Types Of Champagne & Sparkling
One of the first questions many people will ask when it comes to Champagne and sparkling wine is, what's the difference? To the people of the Champagne region in France, who rigorously defend their namesake and also claim as their own the world famous Dom Perignon, they might tell you 'everything'. But in fact, the real difference is the types of grapes used to produce the wine, the region and its soil type in which the grapes are grown, and the method used to produce the bubbles in the wine.
There is really only one method used to make true Champagne, and in French it's known as 'méthode champenoise'. This method lets the wine naturally ferment inside the bottle, whereas other methods, such as the Charmat process popular in Italy, uses large vats that can withstand the pressure build up of the fermentation stage. The bubbles found in Champagne, as is also the case with sparkling wines, come from carbon dioxide, and was once viewed as an undesirable trait in wine. In fact, Dom Perignon, the man largely attributed for inventing champagne, was charged by his superiors in the Abbey of Hautvillers to try and rid the bubbles from the wine.
Champagne was often cloudy in appearance, due to the left over dead yeast particles known as 'lees', until Madame Clicquot pioneered a technique known as riddling in 1816. Riddling is a process of turning the bottles and tilting them at an increasing angle to encourage the lees to the top of the bottle, after which time the settled lees and the cork is frozen. The cork and lees are removed in a process known as disengagement, which is a highly skilled process that must minimise the removal of wine. Then, a combination of sugar and extra wine, as well as sulfur dioxide for preserving, is added before the final cork is inserted.
According to French law, non-vintage Champagne must be aged for a minimum of 1.5 years. When an exceptional vintage is declared, the minimum is extended to three years, although many wine makers often extend this between 6-8 years. Some Champagne makers only produce champagne from certain grape harvests.
The grape varieties used in Champagne are typically a blend of Chardonnay, Pinot noir and Pinot Meunier. Unlike the grape harvests used for other wines, Champagne grapes are picked earlier, when there is less sugar present. Many harvests are still picked by hand, as great care has to be taken to minimise grape skin damage, which affects the wine.
The term 'sparkling wine' is used to describe almost any other carbonated wine produced outside the Champagne region, and can be created using a method similar to méthode champenoise, the Charmat process or the transfer method. This last method follows méthode champenoise in that it goes through a primary fermentation process in the bottle, after which it is transferred to a large vat where it is filtered. This method also allows wine makers more control over blending, which can create a wine of greater complexity. Another method commonly used for cheaper sparkling wines involves a direct carbon dioxide injection, which is illegal in France.

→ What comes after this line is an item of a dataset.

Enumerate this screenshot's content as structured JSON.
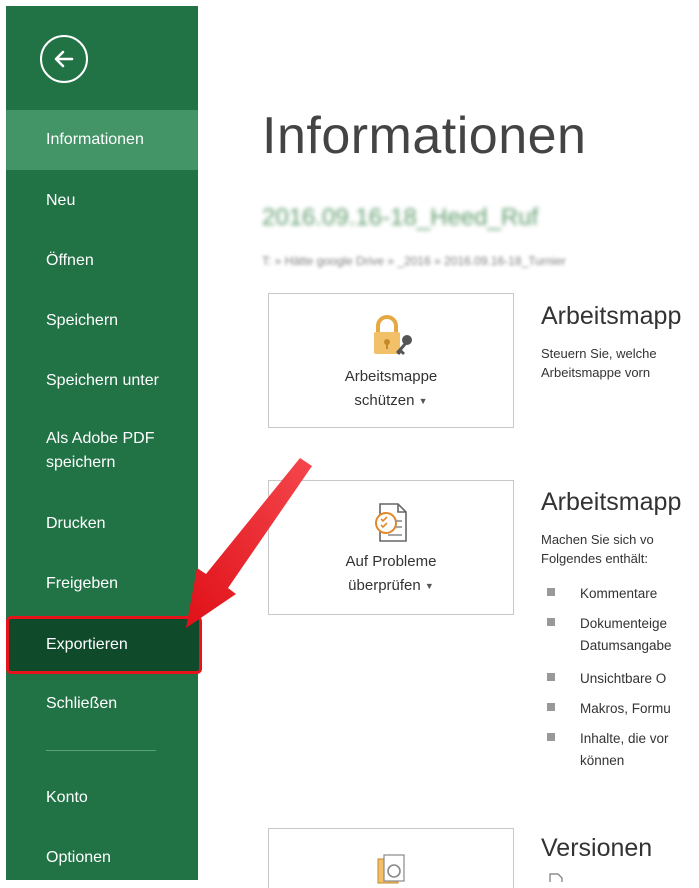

Many sparkling wines, as with Champagne, are created from grapes grown in cold climates. In Australia, the cold climate wines of Tasmania are becoming increasingly well known throughout the world, and Australia's sparkling Shiraz is also fast growing in popularity.